Recorded data:

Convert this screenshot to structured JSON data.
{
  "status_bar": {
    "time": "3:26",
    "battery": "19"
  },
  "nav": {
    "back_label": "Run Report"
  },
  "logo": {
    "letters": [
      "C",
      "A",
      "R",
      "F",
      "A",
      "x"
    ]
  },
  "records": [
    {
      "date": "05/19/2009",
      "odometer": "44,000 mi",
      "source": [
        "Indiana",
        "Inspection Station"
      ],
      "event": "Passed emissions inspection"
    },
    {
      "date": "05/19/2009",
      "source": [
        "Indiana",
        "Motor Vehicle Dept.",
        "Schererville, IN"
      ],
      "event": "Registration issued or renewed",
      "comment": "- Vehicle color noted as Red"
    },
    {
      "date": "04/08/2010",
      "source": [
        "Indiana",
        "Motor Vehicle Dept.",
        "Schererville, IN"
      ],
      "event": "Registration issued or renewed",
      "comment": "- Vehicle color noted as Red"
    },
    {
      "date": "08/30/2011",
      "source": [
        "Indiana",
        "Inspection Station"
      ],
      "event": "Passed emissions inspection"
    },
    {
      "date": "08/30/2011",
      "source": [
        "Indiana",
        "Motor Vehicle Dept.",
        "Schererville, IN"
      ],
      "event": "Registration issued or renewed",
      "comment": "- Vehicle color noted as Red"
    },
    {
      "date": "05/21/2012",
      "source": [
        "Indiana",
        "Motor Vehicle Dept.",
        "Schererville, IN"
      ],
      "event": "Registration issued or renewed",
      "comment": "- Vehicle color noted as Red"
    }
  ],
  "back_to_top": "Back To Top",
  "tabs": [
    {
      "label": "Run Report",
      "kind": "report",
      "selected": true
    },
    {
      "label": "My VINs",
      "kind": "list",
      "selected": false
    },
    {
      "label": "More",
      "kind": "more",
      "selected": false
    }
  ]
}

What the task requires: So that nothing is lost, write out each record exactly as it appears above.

Your solution:
Convert this screenshot to structured JSON data.
{
  "status_bar": {
    "time": "3:26",
    "battery": "19"
  },
  "nav": {
    "back_label": "Run Report"
  },
  "logo": {
    "letters": [
      "C",
      "A",
      "R",
      "F",
      "A",
      "x"
    ]
  },
  "records": [
    {
      "date": "05/19/2009",
      "odometer": "44,000 mi",
      "source": [
        "Indiana",
        "Inspection Station"
      ],
      "event": "Passed emissions inspection"
    },
    {
      "date": "05/19/2009",
      "source": [
        "Indiana",
        "Motor Vehicle Dept.",
        "Schererville, IN"
      ],
      "event": "Registration issued or renewed",
      "comment": "- Vehicle color noted as Red"
    },
    {
      "date": "04/08/2010",
      "source": [
        "Indiana",
        "Motor Vehicle Dept.",
        "Schererville, IN"
      ],
      "event": "Registration issued or renewed",
      "comment": "- Vehicle color noted as Red"
    },
    {
      "date": "08/30/2011",
      "source": [
        "Indiana",
        "Inspection Station"
      ],
      "event": "Passed emissions inspection"
    },
    {
      "date": "08/30/2011",
      "source": [
        "Indiana",
        "Motor Vehicle Dept.",
        "Schererville, IN"
      ],
      "event": "Registration issued or renewed",
      "comment": "- Vehicle color noted as Red"
    },
    {
      "date": "05/21/2012",
      "source": [
        "Indiana",
        "Motor Vehicle Dept.",
        "Schererville, IN"
      ],
      "event": "Registration issued or renewed",
      "comment": "- Vehicle color noted as Red"
    }
  ],
  "back_to_top": "Back To Top",
  "tabs": [
    {
      "label": "Run Report",
      "kind": "report",
      "selected": true
    },
    {
      "label": "My VINs",
      "kind": "list",
      "selected": false
    },
    {
      "label": "More",
      "kind": "more",
      "selected": false
    }
  ]
}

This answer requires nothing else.